Sweltering spring temperatures in South Florida should remind parents and caregivers that summer is just around the corner. And that means finding something for your kids to do that is productive, engaging, educational and fun. Enter summer camp and or internships.
Our lives are just about back to full throttle these days, and for parents, summertime presents a major challenge to keep their children busy. For many children and families who live in cities like Miami – with an extremely high cost of living – the prospect of a summer vacation or overnight camps in the northeast might be out of reach. But that doesn’t mean summer camps are not accessible. There are literally hundreds of low-cost or free summer camp options across Miami-Dade County, many of which are funded by The Children’s Trust.
Research has shown that summer camp for children of all ages can result in marked academic improvement and, perhaps even more importantly, big gains in social-emotional learning. An online story from the Harvard Graduate School of Education, identified five ways that summer camps help children and youth improve their social and emotional learning: introducing children to a different group of kids, different than what they might be used to; providing opportunities to make new friends; creating space where campers can be silly, without fearing bullying; taking a break from technology; and modeling teamwork or sportsmanship.
Summer camp is also among the best ways to keep children learning on several fronts without the pressure and sometimes difficult-to-manage classroom schedules and challenges. The importance of summer learning is even more critical for children from families with lower incomes or otherwise disadvantaged. The research on summer learning loss goes back more than 100 years, but the whole impact has only recently been recognized. “Students are losing a lot of what they learned during the school year,” said former President Barack Obama in 2010, in an interview with NBC’s The Today Show.
Since then, the research has focused in greater amounts on how certain populations are even more impacted. “Virtually all of the advantage that wealthy students have over poor students is the result of differences in the way privileged students learn when they are not in school… America doesn’t have a school problem. It has a summer vacation problem,” wrote Malcolm Gladwell in his book Outliers in 2011.
A story by US News & World Report cites new research from the NWEA, a research-based, nonprofit organization that supports students and educators, that shows disadvantaged kids may learn the same as other children during the school year but that they lose ground over the summer. That’s part of the reason Education Secretary Miguel Cardona recently called for education officials to offer intensive summer learning programs for students who have incurred the steepest academic losses due to the pandemic.
All that leads to a basic conclusion: it’s more important than ever to get your kids into some beneficial summer activities. Fortunately, there are options in Miami-Dade County and here are 3 things to consider when picking what is right for them:
Picking a summer camp that is right for you
Every family has different needs, preferences and parameters that need to be taken into account when choosing the right summer camp for their children. Do research on staff, safety protocols, special interests and how they deal with children with disabilities before signing up. Hours and location are also critical to making sure that a summer camp works for you. For a list of summer camps in Miami-Dade County funded by The Children’s Trust visit our Summer Camp page.

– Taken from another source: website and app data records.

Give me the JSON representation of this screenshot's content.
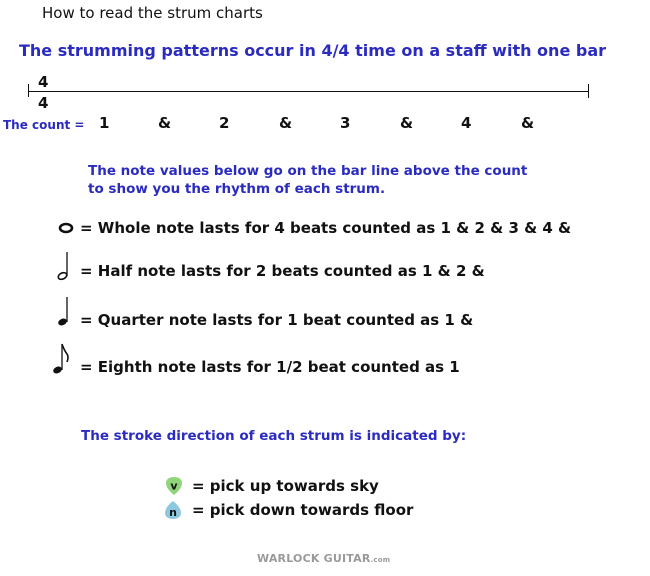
{
  "header": {
    "title": "How to read the strum charts",
    "subtitle": "The strumming patterns occur in 4/4 time on a staff with one bar"
  },
  "staff": {
    "time_signature": {
      "top": "4",
      "bottom": "4"
    },
    "count_label": "The count =",
    "count": [
      "1",
      "&",
      "2",
      "&",
      "3",
      "&",
      "4",
      "&"
    ]
  },
  "notes": {
    "intro_line1": "The note values below go on the bar line above the count",
    "intro_line2": "to show you the rhythm of each strum.",
    "items": [
      {
        "icon": "whole-note-icon",
        "text": "= Whole note lasts for 4 beats counted as 1 & 2 & 3 & 4 &"
      },
      {
        "icon": "half-note-icon",
        "text": "= Half note lasts for 2 beats counted as 1 & 2 &"
      },
      {
        "icon": "quarter-note-icon",
        "text": "= Quarter note lasts for 1 beat counted as 1 &"
      },
      {
        "icon": "eighth-note-icon",
        "text": "= Eighth note lasts for 1/2 beat counted as 1"
      }
    ]
  },
  "strokes": {
    "intro": "The stroke direction of each strum is indicated by:",
    "items": [
      {
        "icon": "pick-up-icon",
        "glyph": "v",
        "color": "#8fd67a",
        "text": "= pick up towards sky"
      },
      {
        "icon": "pick-down-icon",
        "glyph": "n",
        "color": "#8cc8e0",
        "text": "= pick down towards floor"
      }
    ]
  },
  "footer": {
    "logo_main": "WARLOCK GUITAR",
    "logo_suffix": ".com"
  }
}
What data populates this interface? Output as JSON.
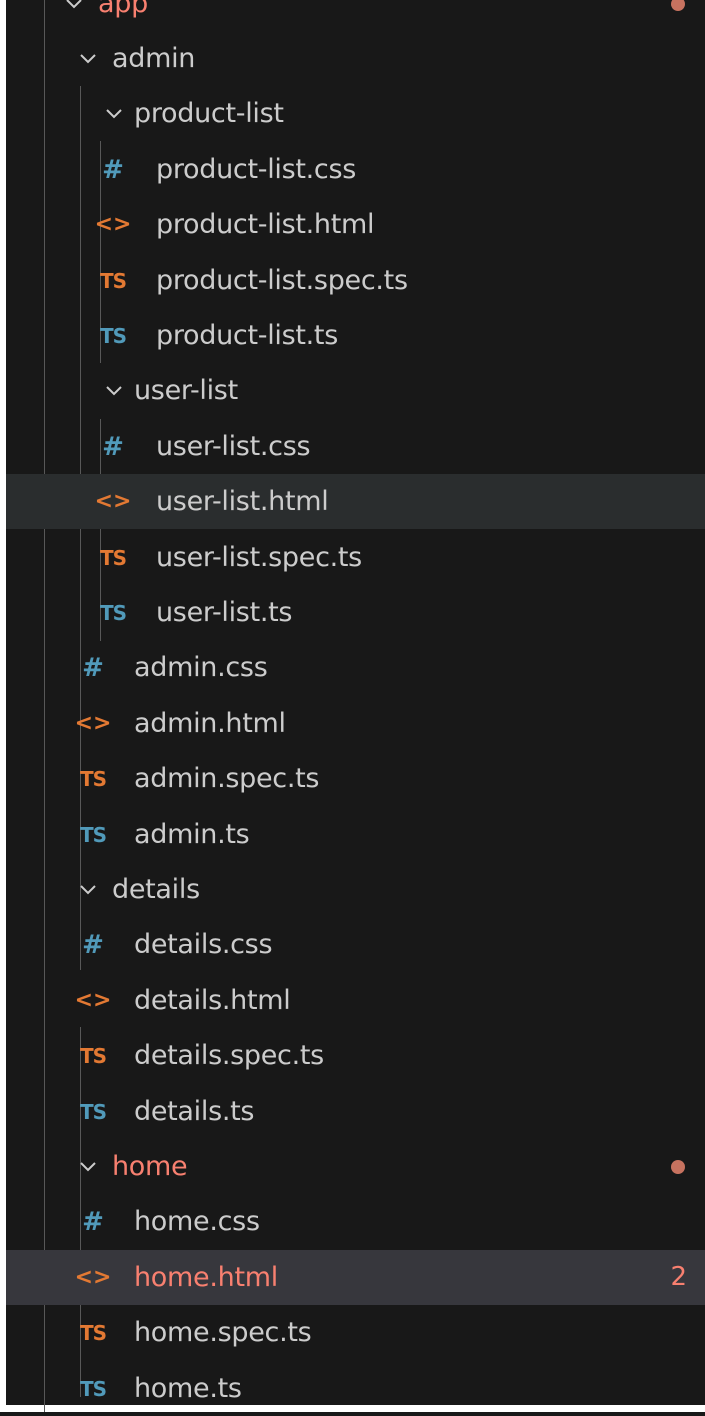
{
  "explorer": {
    "root": {
      "label": "app",
      "modified": true
    },
    "items": [
      {
        "kind": "folder",
        "label": "admin",
        "depth": 1
      },
      {
        "kind": "folder",
        "label": "product-list",
        "depth": 2
      },
      {
        "kind": "css",
        "label": "product-list.css",
        "depth": 3
      },
      {
        "kind": "html",
        "label": "product-list.html",
        "depth": 3
      },
      {
        "kind": "ts-spec",
        "label": "product-list.spec.ts",
        "depth": 3
      },
      {
        "kind": "ts",
        "label": "product-list.ts",
        "depth": 3
      },
      {
        "kind": "folder",
        "label": "user-list",
        "depth": 2
      },
      {
        "kind": "css",
        "label": "user-list.css",
        "depth": 3
      },
      {
        "kind": "html",
        "label": "user-list.html",
        "depth": 3,
        "state": "hover"
      },
      {
        "kind": "ts-spec",
        "label": "user-list.spec.ts",
        "depth": 3
      },
      {
        "kind": "ts",
        "label": "user-list.ts",
        "depth": 3
      },
      {
        "kind": "css",
        "label": "admin.css",
        "depth": 2
      },
      {
        "kind": "html",
        "label": "admin.html",
        "depth": 2
      },
      {
        "kind": "ts-spec",
        "label": "admin.spec.ts",
        "depth": 2
      },
      {
        "kind": "ts",
        "label": "admin.ts",
        "depth": 2
      },
      {
        "kind": "folder",
        "label": "details",
        "depth": 1
      },
      {
        "kind": "css",
        "label": "details.css",
        "depth": 2
      },
      {
        "kind": "html",
        "label": "details.html",
        "depth": 2
      },
      {
        "kind": "ts-spec",
        "label": "details.spec.ts",
        "depth": 2
      },
      {
        "kind": "ts",
        "label": "details.ts",
        "depth": 2
      },
      {
        "kind": "folder",
        "label": "home",
        "depth": 1,
        "modified": true
      },
      {
        "kind": "css",
        "label": "home.css",
        "depth": 2
      },
      {
        "kind": "html",
        "label": "home.html",
        "depth": 2,
        "state": "active",
        "modified": true,
        "problems": "2"
      },
      {
        "kind": "ts-spec",
        "label": "home.spec.ts",
        "depth": 2
      },
      {
        "kind": "ts",
        "label": "home.ts",
        "depth": 2
      }
    ]
  },
  "icons": {
    "folder": "chevron-down-icon",
    "css": "css-file-icon",
    "html": "html-file-icon",
    "ts-spec": "typescript-spec-file-icon",
    "ts": "typescript-file-icon"
  },
  "glyphs": {
    "css": "#",
    "html": "<>",
    "ts-spec": "TS",
    "ts": "TS"
  },
  "colors": {
    "background": "#181818",
    "text": "#cccccc",
    "modified": "#f88070",
    "css_icon": "#519aba",
    "ts_icon": "#519aba",
    "spec_icon": "#e37933",
    "html_icon": "#e37933",
    "active_row": "#37373d",
    "hover_row": "#2a2d2e"
  }
}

Take on summer learning loss
It is well established that kids are subject to losing important skills and knowledge they have gained during the school year and that by not flexing their brain muscles it may be harder to get back up to speed next school year if they do nothing. That’s why The Children’s Trust and Miami-Dade County Public Schools (M-DCPS) partnered for Summer305 last year and are doing it again this year. The two launched the Summer 305 Adventure initiative to make free summer camps accessible to thousands of children who might not ordinarily join a summer camp and are in danger of learning loss.
The initiative brings M-DCPS teachers to summer camps to provide tutoring and get kids learning ahead of their return to school in the fall. Registration starts May 2. Visit summer305.dadeschools.net for more information.
Getting kids ready for a career in summer
While children will benefit greatly from summer camps, the allure and effectiveness for teenagers diminishes with age. That’s where a summer internship can come in play to help give them a productive activity for the summer, while also preparing them for their careers. If they’re lucky, they can also get paid!
The Summer Youth Internship Program, sponsored in part by The Children’s Trust, offers a 5-week internship at businesses and organizations across the county. The internship is for rising 10 through 12 graders and includes interview experiences, meeting and working with professionals, completing real work assignments and giving them real-world experiences for future jobs. Participants are paid for the internship, which runs from July 1 through August 5. Those interested need to complete an online pre-internship course by May 13, and the deadline for a complete application is May 27. Visit miamiinterns.org for more information.